■ **Exercise details**
Every line with "idioma" in it should be copied from the data.

■ **Available data**

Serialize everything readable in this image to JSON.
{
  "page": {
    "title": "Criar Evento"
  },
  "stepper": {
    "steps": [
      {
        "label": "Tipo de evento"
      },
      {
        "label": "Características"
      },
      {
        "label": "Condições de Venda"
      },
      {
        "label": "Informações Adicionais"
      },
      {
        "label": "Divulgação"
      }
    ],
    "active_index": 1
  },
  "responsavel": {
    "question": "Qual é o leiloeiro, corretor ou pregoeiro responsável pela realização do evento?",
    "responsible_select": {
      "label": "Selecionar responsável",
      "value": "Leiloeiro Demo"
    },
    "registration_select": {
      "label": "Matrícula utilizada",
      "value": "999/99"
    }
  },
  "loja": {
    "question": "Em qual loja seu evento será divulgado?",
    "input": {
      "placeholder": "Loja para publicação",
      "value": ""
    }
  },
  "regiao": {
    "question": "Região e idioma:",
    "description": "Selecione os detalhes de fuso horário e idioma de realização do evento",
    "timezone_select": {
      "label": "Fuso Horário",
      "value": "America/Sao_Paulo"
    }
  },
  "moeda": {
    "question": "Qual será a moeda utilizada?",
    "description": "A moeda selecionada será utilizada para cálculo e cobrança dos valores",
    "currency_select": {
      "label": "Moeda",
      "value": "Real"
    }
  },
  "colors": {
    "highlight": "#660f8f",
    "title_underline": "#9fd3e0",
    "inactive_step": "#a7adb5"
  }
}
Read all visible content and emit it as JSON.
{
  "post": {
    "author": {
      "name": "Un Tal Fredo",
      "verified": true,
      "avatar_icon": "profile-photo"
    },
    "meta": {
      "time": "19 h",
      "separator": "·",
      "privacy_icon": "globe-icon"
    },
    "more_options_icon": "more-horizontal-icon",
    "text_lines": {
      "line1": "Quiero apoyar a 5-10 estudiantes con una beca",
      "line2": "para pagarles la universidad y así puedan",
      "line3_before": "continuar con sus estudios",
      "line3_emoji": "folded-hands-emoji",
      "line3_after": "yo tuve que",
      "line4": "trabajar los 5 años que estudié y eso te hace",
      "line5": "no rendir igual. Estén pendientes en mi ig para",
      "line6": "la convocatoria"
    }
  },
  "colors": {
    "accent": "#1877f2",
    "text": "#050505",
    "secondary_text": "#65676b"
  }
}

■ **Solution for this exercise**
    "question": "Região e idioma:",
    "description": "Selecione os detalhes de fuso horário e idioma de realização do evento",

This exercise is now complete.